Philippa Gregory

            The Kingmaker’s Daughter is another book in Philippa Gregory’s The Cousins’ War series. It essentially tells the same story as The White Queen and The Red Queen, two other books in this series, but this time from the viewpoint of Anne Neville. Once again, I listened to the audio version of this book.

            The Kingmaker was Richard Neville, the Earl of Warwick. He had no sons, but he had two daughters, Isabel and Anne. Neville worked hard to place both in positions where they might end up as queen of England.

            This book is narrated by Warwick’s younger daughter, Anne.
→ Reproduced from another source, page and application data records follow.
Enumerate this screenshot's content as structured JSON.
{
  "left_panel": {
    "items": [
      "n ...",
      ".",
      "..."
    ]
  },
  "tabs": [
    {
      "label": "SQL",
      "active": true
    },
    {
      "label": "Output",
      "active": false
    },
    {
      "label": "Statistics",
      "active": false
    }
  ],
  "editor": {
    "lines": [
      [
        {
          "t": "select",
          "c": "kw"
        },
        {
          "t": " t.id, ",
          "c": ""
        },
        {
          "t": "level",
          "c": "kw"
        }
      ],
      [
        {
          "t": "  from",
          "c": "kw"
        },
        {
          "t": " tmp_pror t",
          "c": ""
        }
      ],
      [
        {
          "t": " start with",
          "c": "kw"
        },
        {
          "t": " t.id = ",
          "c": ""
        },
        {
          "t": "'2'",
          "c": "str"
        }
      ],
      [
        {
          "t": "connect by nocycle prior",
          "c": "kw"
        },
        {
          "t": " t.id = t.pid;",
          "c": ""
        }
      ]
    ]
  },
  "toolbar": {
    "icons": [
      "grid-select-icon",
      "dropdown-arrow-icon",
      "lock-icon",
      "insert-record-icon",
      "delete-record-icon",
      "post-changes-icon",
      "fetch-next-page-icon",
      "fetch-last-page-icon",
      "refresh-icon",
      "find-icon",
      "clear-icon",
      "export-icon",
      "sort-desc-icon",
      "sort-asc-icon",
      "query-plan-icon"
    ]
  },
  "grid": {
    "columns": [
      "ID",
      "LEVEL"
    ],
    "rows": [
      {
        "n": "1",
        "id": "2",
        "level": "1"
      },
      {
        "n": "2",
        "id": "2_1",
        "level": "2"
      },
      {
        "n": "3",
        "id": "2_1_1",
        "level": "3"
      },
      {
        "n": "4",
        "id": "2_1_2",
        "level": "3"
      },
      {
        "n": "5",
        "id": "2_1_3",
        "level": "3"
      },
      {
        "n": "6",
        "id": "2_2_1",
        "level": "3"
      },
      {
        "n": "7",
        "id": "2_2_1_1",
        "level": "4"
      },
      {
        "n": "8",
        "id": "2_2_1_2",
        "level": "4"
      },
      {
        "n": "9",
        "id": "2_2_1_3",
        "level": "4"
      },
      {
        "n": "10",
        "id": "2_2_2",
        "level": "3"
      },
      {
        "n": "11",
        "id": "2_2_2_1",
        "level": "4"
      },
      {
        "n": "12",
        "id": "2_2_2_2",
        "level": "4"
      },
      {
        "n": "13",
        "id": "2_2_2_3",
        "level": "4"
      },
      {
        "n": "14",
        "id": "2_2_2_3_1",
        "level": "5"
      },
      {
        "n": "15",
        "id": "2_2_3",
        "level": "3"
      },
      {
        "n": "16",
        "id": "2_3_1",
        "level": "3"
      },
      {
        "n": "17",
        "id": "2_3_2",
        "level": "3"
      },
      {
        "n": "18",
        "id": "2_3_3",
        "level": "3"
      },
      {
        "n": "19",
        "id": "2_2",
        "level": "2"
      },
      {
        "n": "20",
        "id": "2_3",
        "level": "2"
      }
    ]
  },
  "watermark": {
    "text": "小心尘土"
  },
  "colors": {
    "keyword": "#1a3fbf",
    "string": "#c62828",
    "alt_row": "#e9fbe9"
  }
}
Through all the twists and turns, it seems as if Warwick’s scheming was for naught. However, Anne took control of her own destiny and married Richard, the Duke of Gloucester and youngest brother of King Edward IV. When Richard ascended the throne, Anne did indeed become Queen of England.
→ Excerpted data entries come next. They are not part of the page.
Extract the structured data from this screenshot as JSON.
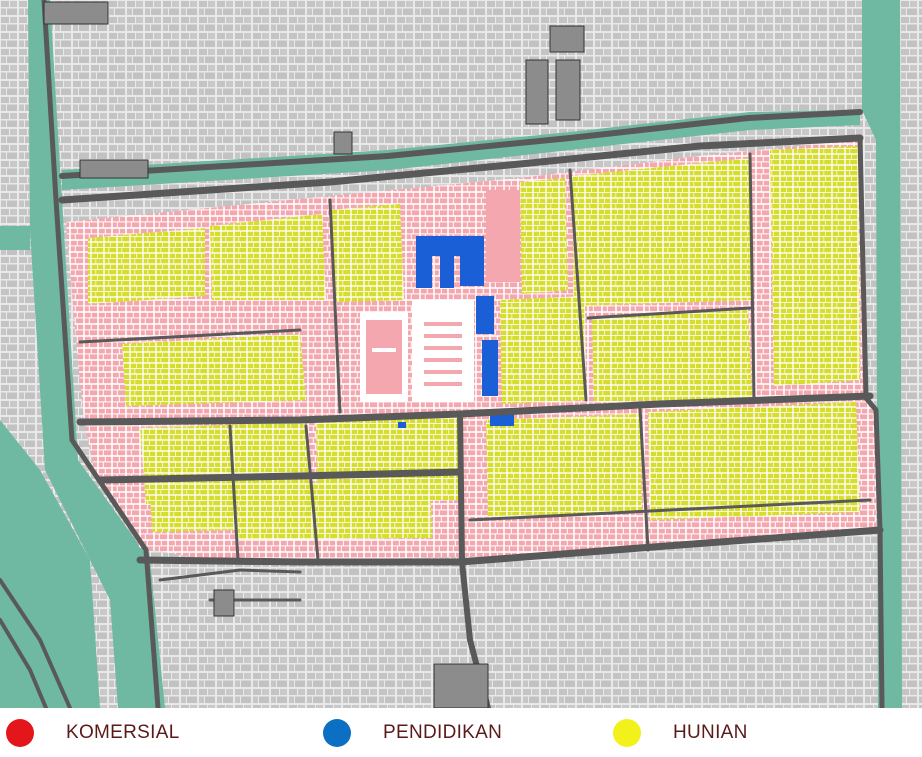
{
  "colors": {
    "background": "#d9d9d9",
    "building_gray": "#bfbfbf",
    "road": "#595959",
    "water": "#6fb8a1",
    "komersial_fill": "#f4a7ae",
    "hunian_fill": "#d7dd2d",
    "pendidikan_fill": "#1a5fd6"
  },
  "legend": {
    "items": [
      {
        "label": "KOMERSIAL",
        "color": "#e3161c"
      },
      {
        "label": "PENDIDIKAN",
        "color": "#0b6fc4"
      },
      {
        "label": "HUNIAN",
        "color": "#f2f21a"
      }
    ]
  }
}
            The Kingmaker’s Daughter is a typical Philippa Gregory book. As with the others that I have read. I was not enamored with the writing or the repetitive plot. Nonetheless, I did find the book to be informative about the Nevilles, people about whom I knew very little.



Philippa Gregory

Although I generally enjoy Tudor era historical novels, I am starting to realize that I am not a big fan of Philippa Gregory. And, I think The Boleyn Inheritance is my least favorite of all the Gregory novels that I have read so far. As with her other books that I have “read”, I listened to The Boleyn Inheritance audiobook.

            In my opinion, The Boleyn Inheritance is very repetitive – to the point that it is tedious. Although I find much of Gregory’s work to be repetitive – different books telling the same story but from a different person’s point of view – this book is more repetitive than usual.

            The Boleyn Inheritance takes up the Tudor story post Anne Boleyn. The story is told through the narration of three women, Jane Boleyn, Anne of Cleves, and Katherine Howard. So, even within the book, the story is repeated, each of the three women telling it from her own perspective. But, putting aside repetition through the series and repetition by each narrator providing her own perspective, there is an even further layer of repetition. Even within the story as told by each one of the three women, I found the book to be unbearably and annoyingly repetitive.

            I am not a historian. But, in listening to The Boleyn Inheritance, I did begin to wonder if Katherine Howard was really as “young” and stupid as Gregory has her portrayed.

            Nonetheless, there is a reason why I continue reading (or, listening to) Gregory’s books, and in this, The Boleyn Inheritance did not disappoint. I learned a great deal about – and gained much respect for – Anne of Cleves. And, I walked away with an understanding as to what the Boleyn Inheritance actually referred.


THE WHITE QUEEN and THE RED QUEEN - both by Philippa Gregory

Philippa Gregory

            I listened to the audio versions of Philippa Gregory’s Tudor era books, The White Queen and The Red Queen. Both books tell the story of the War of the Roses. The White Queen, however, tells the story from the viewpoint of Elizabeth Woodville, wife of King Edward of York, the Plantagenet king. The Red Queen, on the other hand, tells the story from the viewpoint of Margaret Beaufort, mother of Henry Tudor, the Lancaster heir and future King Henry VII.

            As I have said in reviews of other books by Gregory, she tells the same story from the points of view of different people. Although this provides different perspectives on the story, the fact remains that it renders her works quite repetitive. Despite this shortcoming, Gregory’s books do leave the reader with insights into the personalities of the characters she uses to narrate the story.